In terms of both positive developments and damaging controversies, Chester Arthur’s presidency itself was unremarkable. It is difficult to avoid the list of worst presidents as one of only a handful of American leaders who were never technically elected to serve in the White House.
Before his time in the nation’s capital, Chester Arthur rose to prominence in a corrupt political scene in New York, although his administration is not remembered for any big scandals.
Chester Arthur heard on July 2, 1881, that James Garfield had been seriously injured in a shooting. The gunman, Charles J. Guiteau, was a deranged office-seeker who thought he would be promoted to Garfield’s successor’s patronage position. While Guiteau was scarcely known to him, Chester Arthur had to ease suspicions that he worked behind the assassination.
James Garfield died on September 19, and at 2:15 a.m., New York Supreme Court Justice John R. Brady administered the oath of office to Chester Arthur in the latter’s New York City home on September 20. Before leaving New York, by planning and sending to the White House a proclamation calling for a special Senate session, Arthur secured the presidential line of succession, he ensured that the Senate will appoint a pro tempore president, who would be first in the presidential line of succession.
Chester Arthur soon came into conflict with James Garfield’s cabinet, most of whom were represented by the opposing factions. He distanced himself from Roscoe Conkling at the same time and tried to select officials that both reformers and party loyalists regarded well.
In the early 1880s, by placing them in government civil service positions, American politics worked on the spoils system, a political patronage practice in which winning candidates rewarded their loyal supporters, families, and friends.
In the aftermath of corruption during Ulysses Grant’s Administration, campaigns calling for Civil Service Reform emerged. In 1880, Ohio Democratic Senator George H. Pendleton introduced legislation to mandate civil servants’ merit-based selection as decided by an exam.

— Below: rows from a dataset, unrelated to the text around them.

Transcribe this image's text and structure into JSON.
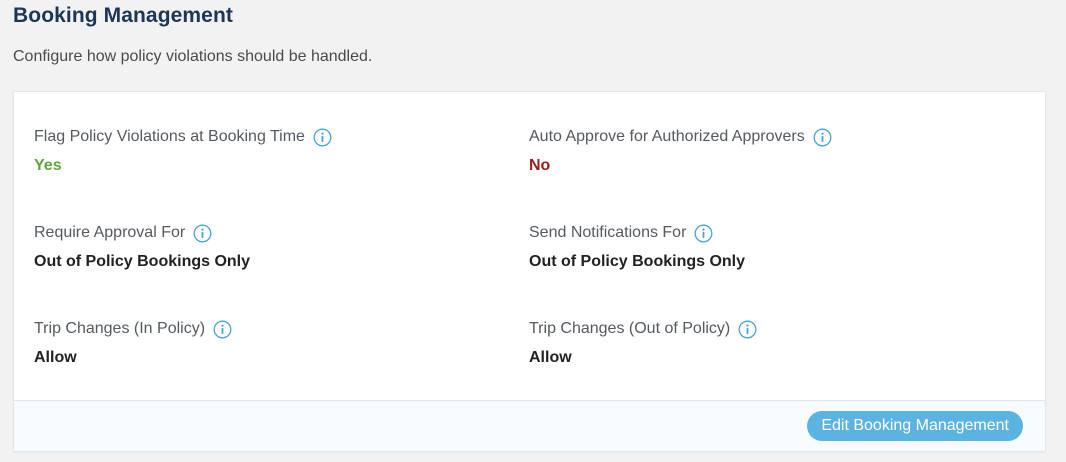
{
  "header": {
    "title": "Booking Management",
    "subtitle": "Configure how policy violations should be handled."
  },
  "settings": [
    {
      "label": "Flag Policy Violations at Booking Time",
      "value": "Yes",
      "status": "positive",
      "icon": "info-icon"
    },
    {
      "label": "Auto Approve for Authorized Approvers",
      "value": "No",
      "status": "negative",
      "icon": "info-icon"
    },
    {
      "label": "Require Approval For",
      "value": "Out of Policy Bookings Only",
      "status": "neutral",
      "icon": "info-icon"
    },
    {
      "label": "Send Notifications For",
      "value": "Out of Policy Bookings Only",
      "status": "neutral",
      "icon": "info-icon"
    },
    {
      "label": "Trip Changes (In Policy)",
      "value": "Allow",
      "status": "neutral",
      "icon": "info-icon"
    },
    {
      "label": "Trip Changes (Out of Policy)",
      "value": "Allow",
      "status": "neutral",
      "icon": "info-icon"
    }
  ],
  "footer": {
    "edit_button_label": "Edit Booking Management"
  },
  "colors": {
    "title": "#1d3556",
    "positive": "#5aa83a",
    "negative": "#9b1c1c",
    "accent": "#5bb3e0"
  }
}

Chester Arthur signed the Pendleton Civil Service Act on January 16, 1883, a landmark law mandating the allocation of some federal government jobs based on merit rather than political ties.
The act also prevented workers from being dismissed for political purposes and prohibited staff from making compulsory political contributions. Also, the Pendleton Act required a bipartisan Civil Service Commission to be formed to enforce the legislation. The bill formed a civil service commission to supervise civil service reviews and prohibited using “assessments,” fees that political appointees were required to pay as the price for their appointments to their respective political parties.
Chester Arthur attempted, with limited success, to reduce tariffs in addition to civil service reform. The federal government had raised more than it expended since 1866 with high revenue leftover from wartime taxes; the surplus reached $145 million by 1882. Opinions differed about how to minimize the budget surplus; by decreasing tariffs, the Democrats supported reducing the surplus, which would reduce the cost of manufactured products in turn.
Republicans thought that high tariffs guaranteed high production and mining wages and preferred to minimize the surplus by spending more on internal improvements and reducing excise taxes. The tariff debate was complicated because each interest preferred higher tariffs for its specific field; for instance, many Southerners preferred low taxes in general but favored higher tariffs for cotton, a prominent Southern crop.
In 1882, Arthur agreed with his party and called for the abolition of excise taxes on all but liquor and simplifying the complicated system of tariffs.
He vetoed the 1882 Chinese Exclusion Act, which halted Chinese immigration for ten years, but Congress overruled his veto. Congress tried to pass a law halting Chinese immigration for twenty years, which Chester Arthur vetoed due to growing anti-Chinese feelings.
While he objected to Chinese immigrants being refused citizenship, Chester Arthur negotiated with Congress, signing into law the Chinese Exclusion Act in 1882. For ten years, the Chinese Immigration Act was initially meant to prohibit immigration. The act was renewed two more times, however, and was not fully repealed until 1943.
Star Route Scandal
In the mid-1800s, mails in the United States were delivered by steamboats and railroads. The remote areas of the new territories in the West and South West were not yet reached by these transport methods. Hence, the federal government gave private carriers lucrative contracts to deliver the post by horse, wagon, or stagecoach.
The administration of Chester Arthur also battled fraud in the U.S. Postal Service as bribery and corruption by Federal postal officials who awarded highly lucrative postal delivery contracts to private contractors implicated in the Star Route Scandal.
During Ulysses Grant’s administration in 1872, Congress began inquiries into the Star Route postal delivery service. During Chester Arthur’s administration, these lasted until the prosecution trials when the fraudsters were charged postal ring of the Star Route was shut down.
Chester Arthur’s administration promoted the modernization of the United States Navy. American naval strength decreased precipitously in the years following the Civil War, dwindling from nearly 700 warships to just 52, most of which were obsolete.
The nation’s military attention had been on the Indian wars in the West over the fifteen years before Garfield and Arthur’s election; the region was gradually pacified, many in Congress became concerned about the weak state of the Navy.
Chester Arthur strongly supported these efforts, claiming that a stronger navy would enhance the stability of the country and raise U.S. prestige.